» **RECORDS SHOWN**:
=== Begin Enclosure ===

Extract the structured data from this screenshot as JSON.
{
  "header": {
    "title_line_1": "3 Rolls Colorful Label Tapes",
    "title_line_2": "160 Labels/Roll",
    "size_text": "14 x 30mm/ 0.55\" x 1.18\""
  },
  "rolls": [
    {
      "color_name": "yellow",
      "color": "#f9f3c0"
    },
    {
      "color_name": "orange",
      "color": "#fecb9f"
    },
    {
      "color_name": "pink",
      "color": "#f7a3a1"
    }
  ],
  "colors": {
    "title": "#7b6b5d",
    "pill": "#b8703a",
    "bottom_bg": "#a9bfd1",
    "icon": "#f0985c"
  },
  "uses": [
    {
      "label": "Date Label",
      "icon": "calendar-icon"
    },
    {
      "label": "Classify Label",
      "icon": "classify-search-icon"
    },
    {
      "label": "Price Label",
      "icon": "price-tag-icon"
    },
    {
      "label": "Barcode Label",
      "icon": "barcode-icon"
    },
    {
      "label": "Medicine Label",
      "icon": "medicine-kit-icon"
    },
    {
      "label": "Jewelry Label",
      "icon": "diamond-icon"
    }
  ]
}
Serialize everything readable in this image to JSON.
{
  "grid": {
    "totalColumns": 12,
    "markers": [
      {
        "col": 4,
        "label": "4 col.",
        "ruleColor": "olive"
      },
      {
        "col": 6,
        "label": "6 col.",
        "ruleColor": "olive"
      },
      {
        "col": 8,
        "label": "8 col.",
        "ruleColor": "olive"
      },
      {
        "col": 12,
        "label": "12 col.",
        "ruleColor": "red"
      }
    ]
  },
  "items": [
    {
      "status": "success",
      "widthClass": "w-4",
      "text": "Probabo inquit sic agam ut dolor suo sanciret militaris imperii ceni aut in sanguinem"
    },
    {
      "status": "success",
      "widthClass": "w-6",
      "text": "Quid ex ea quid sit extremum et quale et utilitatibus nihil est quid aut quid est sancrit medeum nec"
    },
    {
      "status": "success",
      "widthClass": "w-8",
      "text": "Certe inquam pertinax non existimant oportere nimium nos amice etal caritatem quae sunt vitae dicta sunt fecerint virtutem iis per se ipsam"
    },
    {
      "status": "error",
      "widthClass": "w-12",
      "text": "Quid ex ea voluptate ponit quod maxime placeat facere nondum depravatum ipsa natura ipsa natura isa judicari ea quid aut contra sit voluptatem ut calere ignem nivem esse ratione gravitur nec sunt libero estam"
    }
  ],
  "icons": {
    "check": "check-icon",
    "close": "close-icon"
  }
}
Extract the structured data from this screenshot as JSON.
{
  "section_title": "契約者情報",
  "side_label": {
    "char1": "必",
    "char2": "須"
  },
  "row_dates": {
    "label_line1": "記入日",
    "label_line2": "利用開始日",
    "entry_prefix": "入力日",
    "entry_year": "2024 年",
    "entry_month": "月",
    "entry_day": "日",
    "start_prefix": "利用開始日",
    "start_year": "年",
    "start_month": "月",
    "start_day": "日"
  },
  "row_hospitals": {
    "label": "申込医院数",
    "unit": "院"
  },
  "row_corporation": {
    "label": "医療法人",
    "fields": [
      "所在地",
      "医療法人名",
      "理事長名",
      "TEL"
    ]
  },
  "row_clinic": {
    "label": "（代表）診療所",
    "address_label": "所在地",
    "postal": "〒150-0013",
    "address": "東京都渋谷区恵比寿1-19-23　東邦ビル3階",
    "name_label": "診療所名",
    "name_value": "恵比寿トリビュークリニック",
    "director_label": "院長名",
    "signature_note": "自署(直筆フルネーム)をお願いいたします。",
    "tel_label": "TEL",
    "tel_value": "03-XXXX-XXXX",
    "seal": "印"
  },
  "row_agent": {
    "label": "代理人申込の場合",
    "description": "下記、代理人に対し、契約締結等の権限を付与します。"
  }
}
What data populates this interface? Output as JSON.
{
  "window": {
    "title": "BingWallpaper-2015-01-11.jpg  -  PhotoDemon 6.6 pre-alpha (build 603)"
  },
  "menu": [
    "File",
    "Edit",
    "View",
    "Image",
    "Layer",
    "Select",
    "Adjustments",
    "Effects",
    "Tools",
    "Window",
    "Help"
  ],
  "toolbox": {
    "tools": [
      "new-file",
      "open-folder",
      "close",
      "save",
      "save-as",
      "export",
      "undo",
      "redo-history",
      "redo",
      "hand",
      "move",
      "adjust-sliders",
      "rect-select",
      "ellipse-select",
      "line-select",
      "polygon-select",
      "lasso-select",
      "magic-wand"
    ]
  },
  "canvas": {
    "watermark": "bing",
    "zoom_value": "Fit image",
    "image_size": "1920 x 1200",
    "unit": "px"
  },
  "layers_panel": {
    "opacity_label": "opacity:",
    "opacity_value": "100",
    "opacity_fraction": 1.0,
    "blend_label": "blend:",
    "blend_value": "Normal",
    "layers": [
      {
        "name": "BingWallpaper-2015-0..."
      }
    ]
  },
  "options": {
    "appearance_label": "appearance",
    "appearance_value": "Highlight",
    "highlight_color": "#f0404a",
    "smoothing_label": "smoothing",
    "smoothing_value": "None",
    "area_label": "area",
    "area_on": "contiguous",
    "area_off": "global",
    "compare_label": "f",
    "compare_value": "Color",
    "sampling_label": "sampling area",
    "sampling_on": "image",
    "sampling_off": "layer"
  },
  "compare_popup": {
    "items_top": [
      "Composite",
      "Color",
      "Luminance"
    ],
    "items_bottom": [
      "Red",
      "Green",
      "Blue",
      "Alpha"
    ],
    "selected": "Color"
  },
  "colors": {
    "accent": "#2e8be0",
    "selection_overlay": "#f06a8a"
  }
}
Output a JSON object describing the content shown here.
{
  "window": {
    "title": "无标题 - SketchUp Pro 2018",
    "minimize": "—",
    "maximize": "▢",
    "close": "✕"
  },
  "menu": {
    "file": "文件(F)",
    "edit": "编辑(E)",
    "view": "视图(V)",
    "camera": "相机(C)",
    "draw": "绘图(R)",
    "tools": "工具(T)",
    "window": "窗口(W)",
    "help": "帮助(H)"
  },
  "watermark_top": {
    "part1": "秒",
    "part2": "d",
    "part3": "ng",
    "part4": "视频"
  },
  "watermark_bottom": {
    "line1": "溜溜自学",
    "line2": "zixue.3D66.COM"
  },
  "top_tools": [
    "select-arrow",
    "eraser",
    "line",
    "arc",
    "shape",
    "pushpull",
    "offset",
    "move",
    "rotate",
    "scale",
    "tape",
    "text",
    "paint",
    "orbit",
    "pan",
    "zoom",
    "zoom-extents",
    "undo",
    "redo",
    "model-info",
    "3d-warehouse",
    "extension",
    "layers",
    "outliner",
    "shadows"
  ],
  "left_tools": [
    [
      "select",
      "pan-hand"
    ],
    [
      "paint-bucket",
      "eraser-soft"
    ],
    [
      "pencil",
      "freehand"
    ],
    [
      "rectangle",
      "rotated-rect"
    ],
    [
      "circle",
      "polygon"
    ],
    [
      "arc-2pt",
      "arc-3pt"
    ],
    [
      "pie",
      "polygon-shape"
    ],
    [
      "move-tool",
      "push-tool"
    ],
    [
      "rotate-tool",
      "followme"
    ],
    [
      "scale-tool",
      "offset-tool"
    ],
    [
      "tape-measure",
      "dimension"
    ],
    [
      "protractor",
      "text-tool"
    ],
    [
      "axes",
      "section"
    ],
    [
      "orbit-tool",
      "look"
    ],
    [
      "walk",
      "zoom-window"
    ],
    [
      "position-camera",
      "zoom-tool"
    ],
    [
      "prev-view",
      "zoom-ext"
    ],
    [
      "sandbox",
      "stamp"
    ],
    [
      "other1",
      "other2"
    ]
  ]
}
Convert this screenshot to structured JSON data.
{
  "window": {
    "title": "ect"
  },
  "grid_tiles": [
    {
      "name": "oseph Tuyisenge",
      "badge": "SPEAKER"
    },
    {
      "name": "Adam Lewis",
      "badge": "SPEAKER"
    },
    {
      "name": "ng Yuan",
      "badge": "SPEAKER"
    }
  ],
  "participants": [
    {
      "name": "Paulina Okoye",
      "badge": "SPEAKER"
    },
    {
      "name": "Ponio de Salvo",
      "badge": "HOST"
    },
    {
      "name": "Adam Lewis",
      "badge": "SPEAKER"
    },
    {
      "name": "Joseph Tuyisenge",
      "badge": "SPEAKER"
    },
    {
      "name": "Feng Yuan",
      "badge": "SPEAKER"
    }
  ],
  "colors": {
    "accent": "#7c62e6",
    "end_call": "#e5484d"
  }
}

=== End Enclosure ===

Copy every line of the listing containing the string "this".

» **WORKED SOLUTION**:
Extract the structured data from this screenshot as JSON.
Serialize everything readable in this image to JSON.
Extract the structured data from this screenshot as JSON.
What data populates this interface? Output as JSON.
Convert this screenshot to structured JSON data.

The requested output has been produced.